This essay begins by remarking that the broad understanding of atheism (‘absence of belief in a God or gods’) is not a position that theism per se commits one to claiming is unreasonable. The essay then, however, proceeds to present an argument against atheism being reasonable. This constitutes a variant of the fine-tuning version of the Design Argument, and contends that both the universe’s fine-tuning to us, and our fine-tuning to the universe, are better explained by the ‘God hypothesis’ than by a range of alternatives (including the ‘maximal multiverse hypothesis’). While admitting that there is no single ‘killer argument’ against atheism, the essay argues that a persuasive, cumulative case for the God hypothesis—with cosmic fine-tuning as its strongest suit—can nevertheless be constructed.
Irena Borowik, Branko Ančić, and Radosław Tyrała
This essay offers a fresh exploration of atheism in post-communist Central and Eastern Europe (CEE), while also providing an overview of existing research into atheism and non-religion in the region. In light of the legacy of state-imposed atheism, and the subsequent (apparent) ‘religious awakening’ in some countries, the authors demonstrate the significance of national religious traditions and confessional structures for understanding diversity of atheism’s nature and extent within the area. Analysis of European Values Survey data show that confessional structures of societies play more important role in spread of atheism than religious tradition (Catholicism or Orthodoxy) and that religious mono-confessionality supports vitality of religion, while religious pluralism makes more space for further differentiations of world-views, including atheism. The analysis also confirm that in CEE atheists, both ‘soft’ and ‘hard’, are not coherent as a group, and that some of them profess belief in supernatural powers and/or declare a religious affiliation.
Ralph W. Hood Jr. and Zhuo Chen
Research on deconversion can largely be seen as a mirror image of research on conversion. While the latter focuses upon gradual or sudden acceptance of a religion, the former focuses upon the abandonment of a religion which also may be sudden or gradual. To define either religion or atheism simply in terms of belief is what has been termed the objectivist fallacy. Atheism like religion is a multidimensional construct. Empirical studies document that belief is only one factor in accepting or rejecting religion. Participation in religion as well as deconverting from religion is seldom simply a cognitive matter. Atheistically motivate deconversion may be sudden or gradual and motivated by emotional or positive factors that may involve various reasons for rejecting specific religious beliefs, including the existence of God.
A. C. Grayling
Within the history of western philosophy, there have been a number of classic ways of arguing for the existence of God. The most important of these are the teleological argument (or argument from design), the ontological argument, the cosmological argument, the moral argument, and a loose family of pragmatic considerations affirming the prudence or desirability of theistic belief (including, most famously, ‘Pascal’s wager’). Demonstrating the weaknesses of these approaches is crucial for establishing the ‘negative’ case for atheism. This essay begins by defining what it is that philosophers normally means by ‘God’—i.e., what it is that the classic arguments in the philosophy of religion are arguing about. It then outlines and critiques each main approach in turn, focusing primarily on its most classic and influential expressions within the western philosophical tradition.

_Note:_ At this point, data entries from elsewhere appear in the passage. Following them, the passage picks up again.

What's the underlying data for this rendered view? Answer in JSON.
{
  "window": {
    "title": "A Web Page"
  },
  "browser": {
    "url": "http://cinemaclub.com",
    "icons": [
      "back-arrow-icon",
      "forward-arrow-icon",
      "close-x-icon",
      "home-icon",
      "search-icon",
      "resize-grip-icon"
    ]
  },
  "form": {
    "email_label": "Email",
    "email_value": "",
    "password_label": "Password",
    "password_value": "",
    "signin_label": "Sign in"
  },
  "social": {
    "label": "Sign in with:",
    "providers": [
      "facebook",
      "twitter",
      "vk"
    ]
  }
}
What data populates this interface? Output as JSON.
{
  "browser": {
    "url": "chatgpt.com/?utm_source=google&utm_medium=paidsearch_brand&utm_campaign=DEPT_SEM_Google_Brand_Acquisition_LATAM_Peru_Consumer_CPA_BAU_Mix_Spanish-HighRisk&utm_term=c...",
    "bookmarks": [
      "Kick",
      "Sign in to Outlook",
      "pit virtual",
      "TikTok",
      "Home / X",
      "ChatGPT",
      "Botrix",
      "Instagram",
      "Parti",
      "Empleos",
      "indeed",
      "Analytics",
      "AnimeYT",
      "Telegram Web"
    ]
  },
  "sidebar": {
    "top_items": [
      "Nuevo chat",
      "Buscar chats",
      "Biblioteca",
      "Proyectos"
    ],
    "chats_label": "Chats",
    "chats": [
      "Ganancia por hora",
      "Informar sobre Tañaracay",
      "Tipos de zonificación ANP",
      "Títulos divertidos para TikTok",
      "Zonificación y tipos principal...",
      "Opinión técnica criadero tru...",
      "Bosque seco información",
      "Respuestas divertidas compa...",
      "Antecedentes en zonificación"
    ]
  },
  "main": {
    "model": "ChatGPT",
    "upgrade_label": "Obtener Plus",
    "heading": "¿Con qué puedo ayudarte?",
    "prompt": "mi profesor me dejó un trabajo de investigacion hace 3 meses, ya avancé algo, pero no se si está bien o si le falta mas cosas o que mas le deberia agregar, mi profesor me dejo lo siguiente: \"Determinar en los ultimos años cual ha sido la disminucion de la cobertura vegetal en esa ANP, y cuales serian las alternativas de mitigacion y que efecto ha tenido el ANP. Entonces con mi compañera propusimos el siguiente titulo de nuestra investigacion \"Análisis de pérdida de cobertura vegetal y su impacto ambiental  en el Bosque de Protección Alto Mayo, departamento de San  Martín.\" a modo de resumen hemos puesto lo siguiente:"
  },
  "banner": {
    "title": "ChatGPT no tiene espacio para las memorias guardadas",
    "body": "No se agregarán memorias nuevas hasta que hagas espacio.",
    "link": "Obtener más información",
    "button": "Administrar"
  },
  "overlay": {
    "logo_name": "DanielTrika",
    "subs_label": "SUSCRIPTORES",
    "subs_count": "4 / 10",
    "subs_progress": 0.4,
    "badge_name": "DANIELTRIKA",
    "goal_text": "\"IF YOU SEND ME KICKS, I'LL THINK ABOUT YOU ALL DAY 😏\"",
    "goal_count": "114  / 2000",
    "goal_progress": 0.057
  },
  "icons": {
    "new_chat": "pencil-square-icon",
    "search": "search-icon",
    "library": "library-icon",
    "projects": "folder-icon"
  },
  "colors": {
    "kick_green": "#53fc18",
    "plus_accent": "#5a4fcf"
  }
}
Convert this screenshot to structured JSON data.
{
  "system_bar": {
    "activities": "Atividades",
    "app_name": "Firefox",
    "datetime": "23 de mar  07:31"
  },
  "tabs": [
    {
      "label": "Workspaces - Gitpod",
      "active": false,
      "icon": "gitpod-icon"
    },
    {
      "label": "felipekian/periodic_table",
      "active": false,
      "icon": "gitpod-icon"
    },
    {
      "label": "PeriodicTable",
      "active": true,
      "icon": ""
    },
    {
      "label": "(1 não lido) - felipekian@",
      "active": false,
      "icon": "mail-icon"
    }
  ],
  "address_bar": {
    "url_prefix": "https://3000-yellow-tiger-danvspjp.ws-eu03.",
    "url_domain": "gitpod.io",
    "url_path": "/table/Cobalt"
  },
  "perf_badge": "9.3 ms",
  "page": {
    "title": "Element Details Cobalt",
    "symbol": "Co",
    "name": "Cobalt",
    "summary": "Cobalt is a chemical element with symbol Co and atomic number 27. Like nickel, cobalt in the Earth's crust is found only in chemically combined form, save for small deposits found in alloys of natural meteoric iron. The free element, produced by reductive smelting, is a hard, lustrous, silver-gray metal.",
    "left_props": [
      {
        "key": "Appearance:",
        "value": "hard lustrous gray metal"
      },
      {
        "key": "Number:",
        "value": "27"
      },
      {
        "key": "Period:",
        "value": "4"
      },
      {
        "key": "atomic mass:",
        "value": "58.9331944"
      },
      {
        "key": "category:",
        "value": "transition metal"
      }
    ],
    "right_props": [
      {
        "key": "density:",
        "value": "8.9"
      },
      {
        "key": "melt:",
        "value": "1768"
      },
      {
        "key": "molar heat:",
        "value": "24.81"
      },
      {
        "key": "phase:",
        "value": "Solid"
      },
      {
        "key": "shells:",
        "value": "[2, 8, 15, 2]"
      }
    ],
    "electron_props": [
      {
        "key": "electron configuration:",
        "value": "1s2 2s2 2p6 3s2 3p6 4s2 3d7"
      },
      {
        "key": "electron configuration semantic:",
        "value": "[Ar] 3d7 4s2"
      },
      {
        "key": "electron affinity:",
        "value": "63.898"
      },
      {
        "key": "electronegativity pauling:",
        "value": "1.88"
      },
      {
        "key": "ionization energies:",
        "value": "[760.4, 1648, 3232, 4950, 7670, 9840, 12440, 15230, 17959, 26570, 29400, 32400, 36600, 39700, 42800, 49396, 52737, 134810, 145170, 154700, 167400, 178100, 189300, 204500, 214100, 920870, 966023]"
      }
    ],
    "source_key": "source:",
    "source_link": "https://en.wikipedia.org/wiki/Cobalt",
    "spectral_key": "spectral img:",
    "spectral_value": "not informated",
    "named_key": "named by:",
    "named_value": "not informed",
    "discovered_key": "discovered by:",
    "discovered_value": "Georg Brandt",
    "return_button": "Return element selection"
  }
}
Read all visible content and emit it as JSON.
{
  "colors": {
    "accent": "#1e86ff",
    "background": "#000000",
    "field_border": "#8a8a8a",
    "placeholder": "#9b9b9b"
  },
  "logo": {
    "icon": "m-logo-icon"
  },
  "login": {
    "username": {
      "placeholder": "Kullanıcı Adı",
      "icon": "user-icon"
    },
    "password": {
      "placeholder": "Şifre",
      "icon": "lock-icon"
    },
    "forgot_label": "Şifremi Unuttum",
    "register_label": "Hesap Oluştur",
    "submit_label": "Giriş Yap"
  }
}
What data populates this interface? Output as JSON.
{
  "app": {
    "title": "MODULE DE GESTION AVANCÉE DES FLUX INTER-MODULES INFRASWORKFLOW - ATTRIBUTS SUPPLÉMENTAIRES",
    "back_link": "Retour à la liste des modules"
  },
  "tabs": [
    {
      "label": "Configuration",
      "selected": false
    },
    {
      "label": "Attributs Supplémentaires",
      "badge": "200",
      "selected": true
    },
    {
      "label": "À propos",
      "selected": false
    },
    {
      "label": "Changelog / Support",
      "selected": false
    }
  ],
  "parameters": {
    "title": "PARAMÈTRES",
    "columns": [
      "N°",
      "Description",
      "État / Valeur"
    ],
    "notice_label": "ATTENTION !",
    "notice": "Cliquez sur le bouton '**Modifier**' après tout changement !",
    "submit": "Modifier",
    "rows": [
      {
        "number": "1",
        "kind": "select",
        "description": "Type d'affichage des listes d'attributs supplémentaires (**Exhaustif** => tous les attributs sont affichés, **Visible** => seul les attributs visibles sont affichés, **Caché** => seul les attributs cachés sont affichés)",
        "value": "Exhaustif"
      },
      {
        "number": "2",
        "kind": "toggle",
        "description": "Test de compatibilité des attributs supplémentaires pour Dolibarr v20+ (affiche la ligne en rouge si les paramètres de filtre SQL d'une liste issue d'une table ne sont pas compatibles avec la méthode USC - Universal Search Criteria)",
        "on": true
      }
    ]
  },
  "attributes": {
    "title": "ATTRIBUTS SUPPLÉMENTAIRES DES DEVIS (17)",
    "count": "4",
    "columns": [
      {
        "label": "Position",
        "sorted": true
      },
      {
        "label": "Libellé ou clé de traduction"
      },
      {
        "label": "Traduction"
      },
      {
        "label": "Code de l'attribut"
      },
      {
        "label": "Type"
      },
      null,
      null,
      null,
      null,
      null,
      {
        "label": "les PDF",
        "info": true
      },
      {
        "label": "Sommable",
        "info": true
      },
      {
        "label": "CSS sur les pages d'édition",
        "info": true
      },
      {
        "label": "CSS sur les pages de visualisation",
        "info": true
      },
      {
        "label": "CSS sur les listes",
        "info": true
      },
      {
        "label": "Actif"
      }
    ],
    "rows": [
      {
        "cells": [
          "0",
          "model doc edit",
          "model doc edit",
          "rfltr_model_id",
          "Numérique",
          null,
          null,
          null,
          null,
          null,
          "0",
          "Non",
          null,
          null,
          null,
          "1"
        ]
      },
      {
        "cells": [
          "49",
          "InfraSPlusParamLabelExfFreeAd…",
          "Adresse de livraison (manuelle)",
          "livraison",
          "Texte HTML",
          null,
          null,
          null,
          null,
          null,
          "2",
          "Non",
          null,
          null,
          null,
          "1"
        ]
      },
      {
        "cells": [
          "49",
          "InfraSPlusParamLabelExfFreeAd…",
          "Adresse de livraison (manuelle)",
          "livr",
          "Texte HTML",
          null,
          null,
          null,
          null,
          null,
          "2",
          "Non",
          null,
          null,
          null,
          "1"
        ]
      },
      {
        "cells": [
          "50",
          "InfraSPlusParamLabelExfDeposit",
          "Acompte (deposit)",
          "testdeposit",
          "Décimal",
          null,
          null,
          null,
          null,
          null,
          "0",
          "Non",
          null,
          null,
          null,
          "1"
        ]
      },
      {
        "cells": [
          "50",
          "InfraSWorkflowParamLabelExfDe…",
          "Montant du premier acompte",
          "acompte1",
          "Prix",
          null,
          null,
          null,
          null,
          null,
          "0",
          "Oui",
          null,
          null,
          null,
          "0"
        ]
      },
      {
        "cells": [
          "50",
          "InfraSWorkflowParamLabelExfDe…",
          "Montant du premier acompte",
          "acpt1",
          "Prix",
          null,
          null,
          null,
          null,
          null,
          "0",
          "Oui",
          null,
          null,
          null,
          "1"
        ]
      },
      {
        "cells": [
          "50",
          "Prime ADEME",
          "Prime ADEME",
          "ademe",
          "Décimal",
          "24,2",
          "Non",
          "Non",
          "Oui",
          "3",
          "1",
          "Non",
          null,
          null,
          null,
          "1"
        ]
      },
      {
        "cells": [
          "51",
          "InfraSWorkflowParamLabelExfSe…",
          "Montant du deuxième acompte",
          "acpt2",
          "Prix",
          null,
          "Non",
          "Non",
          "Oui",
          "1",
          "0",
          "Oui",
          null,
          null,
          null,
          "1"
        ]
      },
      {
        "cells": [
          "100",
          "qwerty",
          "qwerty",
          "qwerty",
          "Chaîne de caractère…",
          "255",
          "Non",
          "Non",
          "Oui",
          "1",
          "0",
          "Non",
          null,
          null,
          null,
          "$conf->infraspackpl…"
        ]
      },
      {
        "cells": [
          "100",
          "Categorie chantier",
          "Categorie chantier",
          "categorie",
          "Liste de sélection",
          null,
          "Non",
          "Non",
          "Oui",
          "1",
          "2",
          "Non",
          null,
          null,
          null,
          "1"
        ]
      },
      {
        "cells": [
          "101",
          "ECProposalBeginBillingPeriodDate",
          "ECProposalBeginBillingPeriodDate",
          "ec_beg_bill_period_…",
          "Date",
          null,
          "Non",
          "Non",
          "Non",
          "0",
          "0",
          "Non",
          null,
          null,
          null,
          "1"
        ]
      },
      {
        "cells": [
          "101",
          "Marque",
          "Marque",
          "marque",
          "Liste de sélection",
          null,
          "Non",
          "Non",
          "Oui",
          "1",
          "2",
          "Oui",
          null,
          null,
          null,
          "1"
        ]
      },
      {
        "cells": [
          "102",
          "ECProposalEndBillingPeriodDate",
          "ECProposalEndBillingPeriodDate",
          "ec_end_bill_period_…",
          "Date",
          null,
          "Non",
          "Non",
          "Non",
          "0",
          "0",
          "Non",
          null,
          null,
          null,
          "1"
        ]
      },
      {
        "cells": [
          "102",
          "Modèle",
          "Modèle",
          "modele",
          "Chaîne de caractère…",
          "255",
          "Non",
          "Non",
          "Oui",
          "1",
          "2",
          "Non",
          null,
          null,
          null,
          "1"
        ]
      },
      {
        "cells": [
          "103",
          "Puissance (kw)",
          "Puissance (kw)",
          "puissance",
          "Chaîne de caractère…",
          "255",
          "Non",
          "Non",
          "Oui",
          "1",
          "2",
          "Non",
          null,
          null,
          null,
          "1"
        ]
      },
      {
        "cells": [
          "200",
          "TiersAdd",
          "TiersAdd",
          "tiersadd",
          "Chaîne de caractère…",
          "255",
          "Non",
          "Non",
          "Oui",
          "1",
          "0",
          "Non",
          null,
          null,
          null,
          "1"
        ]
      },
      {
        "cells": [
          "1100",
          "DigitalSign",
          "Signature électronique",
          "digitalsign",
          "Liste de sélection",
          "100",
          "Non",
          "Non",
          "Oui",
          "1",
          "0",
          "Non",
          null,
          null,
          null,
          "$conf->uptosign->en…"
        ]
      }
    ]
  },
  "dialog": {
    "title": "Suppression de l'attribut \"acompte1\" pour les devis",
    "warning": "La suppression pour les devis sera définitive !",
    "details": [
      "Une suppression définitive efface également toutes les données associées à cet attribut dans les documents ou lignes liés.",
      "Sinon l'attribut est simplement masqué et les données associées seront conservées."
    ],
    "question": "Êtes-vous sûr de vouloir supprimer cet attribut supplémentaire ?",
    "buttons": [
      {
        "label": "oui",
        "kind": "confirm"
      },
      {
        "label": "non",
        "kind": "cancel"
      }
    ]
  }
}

‘Atheism’ is a term that has historically carried a wide range of meanings and connotations. Popular speech, in particular, admits of a range of definitions, but the same is true of contemporary scholarly usage also. This chapter therefore surveys the sheer variety of ways of defining ‘atheism’, before outlining the pressing need for a generally agreed-upon usage in the growing—and, thus far, Babel-like—field of scholarship on atheism. It then outlines and explains the precise definition used throughout the Handbook: an absence of belief in the existence of a God or gods. The utility of such a broad definition, taking atheism to be an ‘umbrella concept’ that admits of a range of subdivisions (e.g., ‘positive’ and ‘negative’), is then explored and defended at length.